    A group of astronomers are now on the mysterious Easter Island, one of the few solid places to stand on Earth where a total solar eclipse will be visible on July 11, 2010. The majority of the eclipse's path is over the ocean, so this will be one of the least observed eclipses ever. "This is one of the most interesting things that is possible for anyone on Earth to see in one of the most interesting places on the Earth that people can go," said Jay Pasachoff from Williams College, who is the Chair of the International Astronomical Union's...
  • Easter Island's Ancient Inhabitants Weren't So Lonely After All

    10/23/2014 2:15:04 PM PDT · by blam · 21 replies
    BI - Reuters ^ | 10-23-2014 | Will Dunham, Reuters
    Will Dunham October 23, 2014 They lived on a remote dot of land in the middle of the Pacific, 2,300 miles (3,700 km) west of South America and 1,100 miles (1,770 km) from the closest island, erecting huge stone figures that still stare enigmatically from the hillsides. But the ancient Polynesian people who populated Easter Island, or Rapa Nui, were not as isolated as long believed. Scientists who conducted a genetic study, published on Thursday in the journal Current Biology, found these ancient people had significant contact with Native American populations hundreds of years before the first Westerners reached the...
  • Ancient Vessel Traces Voyages Of The Past

    06/13/2002 2:31:03 PM PDT · by blam · 17 replies · 2,402+ views
    Cyprus Mail ^ | 6-13-2002
    Ancient vessel retraces voyages of the past By Stefanos Evripidou IT LOOKS like a tree house stuck on a bamboo banana. In reality it's the incarnation of a pre-Pharaonic reed boat, designed and built to unravel the mysteries of prehistoric navigation. The Abora II drifted in to Larnaca marina yesterday. Weighing in at six- tonnes, the vessel is a totra-reed boat. It is 11.5 metres long, 3.5 metres wide and 1.5 metres deep. The man responsible for building the huge boat is Dominique Goerlitz, a biology teacher at a school in Germany. As a student, Goerlitz was fascinated by the...
  • (Prince) Madoc In America

    07/10/2003 5:56:52 PM PDT · by blam · 76 replies · 7,275+ views
    Madoc In AmericaNative American Histories in the USA Is truth stranger than fiction? Of course it is; it always has been One subject that has been debated for the last four hundred years was whether or not a Khumric-Welsh Prince called Madoc discovered America. Queen Elizabeth I was persuaded by her advisors that this was so and the Khumric-Welsh discovery was put forward as somehow giving England a prior claim in the political wrangles over first rights in the New World of the Americas. No one ever thought to investigate the British records. Caradoc of Llancarfan wrote about it circa...
  • New study challenges theories on Easter Island collapse

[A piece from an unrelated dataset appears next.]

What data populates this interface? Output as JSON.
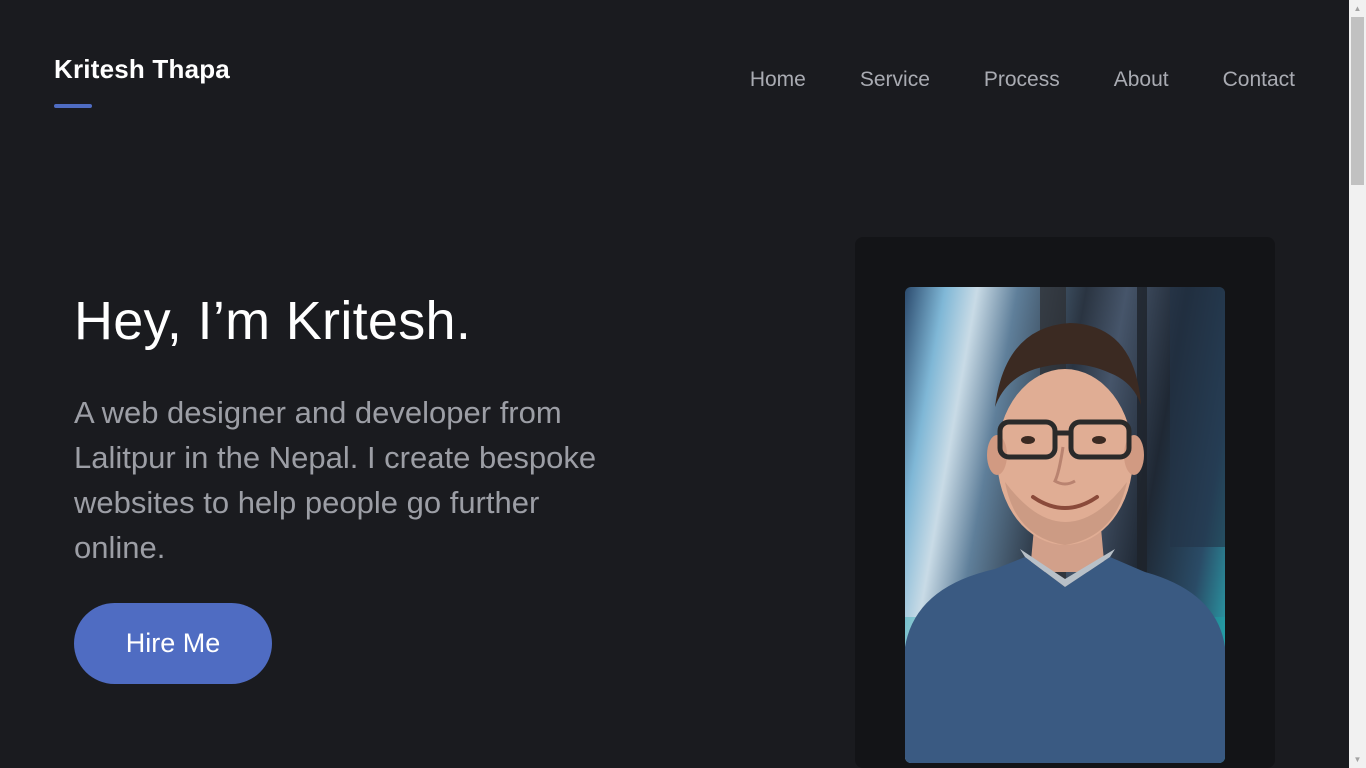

    12/12/2013 11:08:52 AM PST · by Theoria · 52 replies
    KITV ^ | 10 Dec 2013 | KITV
    Bishop Museum's Dr. Mulrooney conducted 6-year study on Rapa Nui Bishop Museum's assistant anthropologist, Dr. Mara Mulrooney, conducted a six-year study on Rapa Nui, also known as Easter Island, about the island's theoretical civilization collapse. Results from her groundbreaking doctoral dissertation entitled "Continuity or Collapse? Diachronic Settlement and Land Use in Hanga Ho'onu, Rapa Nui (Easter Island)" are outlined in an article published in the December issue of the Journal of Archaeological Science. This new evidence debunks previous theories that the islanders "self-destructed" before Europeans first visited in 1722. As popularized in Jared Diamond's 2005 book Collapse, Rapa Nui is...